Though Bruno still suffers from regular episodes of sleep paralysis, he has learned to minimize the contributing factors, which include excessive stress, too much screen time before bed, an irregular sleep schedule, and sleeping in unfamiliar locations.

BrunoSleepless-2

“As I’ve become used to the feelings,” he says, “I’ve found that riding out the experience subdues the terrifying nature of the dream and can leave room for analysis, and even a quick exit. If you allow the fear to win, you’ll never have control of the situation. My advice is to build up your courage to face these dreams head on, whether it be through strength, religion, logic, or spiritualism.”

I struggle with sleeplessness and insomnia, too. Strange dreams of partially true vignettes of moments in my past life sometimes intermingle with “newly scripted” happenings, making for a weird combination of mental nighttime gymnastics.

I’m a cancer survivor as well as a caregiver to my wife. No stress here!

When I consider the various meds I take daily as well as the numerous decisions and judgement calls my wife and I make on a daily basis, it’s probably no wonder why I have insomnia. And weird dreams.

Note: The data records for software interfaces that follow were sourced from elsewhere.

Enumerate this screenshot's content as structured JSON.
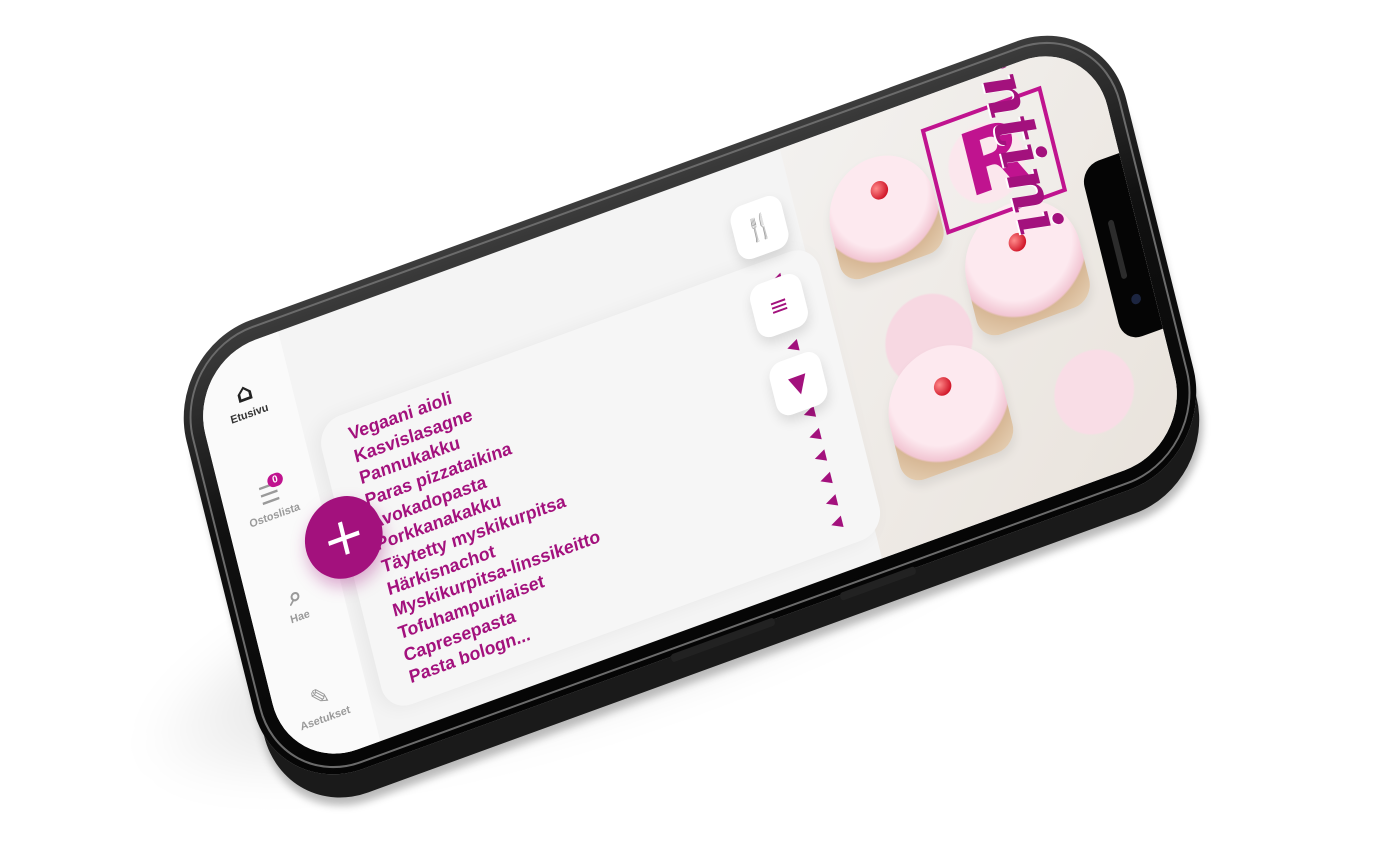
{
  "app": {
    "name": "Resentini",
    "logo_letter": "R",
    "accent_color": "#a3117d"
  },
  "categories": [
    {
      "icon": "fork-knife-icon",
      "glyph": "🍴"
    },
    {
      "icon": "burger-icon",
      "glyph": "≡"
    },
    {
      "icon": "ice-cream-icon",
      "glyph": "▼"
    }
  ],
  "recipes": [
    "Vegaani aioli",
    "Kasvislasagne",
    "Pannukakku",
    "Paras pizzataikina",
    "Avokadopasta",
    "Porkkanakakku",
    "Täytetty myskikurpitsa",
    "Härkisnachot",
    "Myskikurpitsa-linssikeitto",
    "Tofuhampurilaiset",
    "Capresepasta",
    "Pasta bologn..."
  ],
  "tabbar": {
    "home": "Etusivu",
    "shopping_list": "Ostoslista",
    "shopping_badge": "0",
    "search": "Hae",
    "settings": "Asetukset"
  },
  "fab_label": "+"
}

I was interested when I heard about a lecture recently given by MD Anderson Cancer Center in Houston relative to sleeplessness and insomnia. Here’s a link to a presentation I received that evening so you, too, can gain insight into this all-too troubling disorder.

Please don’t hesitate to share your own insomnia stories, especially if you have learned some techniques to counter or offset this malaise.

 

 

 

 

Happy Halloween? The Trumpster Gets Treated.

Young trick or treaters being scared by a Trump-like figure with orange hair and carrying two very full pumpkins of candy

Striking, isn’t it? Kinda scary, too; well, at least for the little kiddos, all masked up with candy-laden pumpkins running for their lives. It’s Halloween, after all, and when I saw this illustration I couldn’t resist sharing on this most appropriate of “holiday.”

This blog is not purposefully political but because this cover art of a well-known magazine gets one’s attention by the illustration, I thought it worthy of being shared.

There will, of course, be those who don’t find it funny in the least; others will think it hilarious. Artwork, in this illustrative form, is very creative. It does more to entice the reader inside to view the story than any photograph would do.

It also helps that it’s Halloween.

The New Yorker offers a playful trick-or-treat-themed cover—with a political edge. The work of illustrator Mark Ulriksen, a longtime contributor to the magazine, it shows President Donald Trump striking fear into the hearts of trick-or-treaters.

When New Yorker Art Editor Francoise Mouly interviewed Mr. Ulriksen, he briefly addressed the political subtext of the cover:

Mouly: Your previous Halloween covers have featured a haunted version of the Capitol and some colorful characters in Congress. We’re sensing a theme.

Ulriksen: Yes, I somehow equate Washington politicians with scary monsters.

Well, there you have it, boys and girls.

Happy Halloween, everybody.

BOO!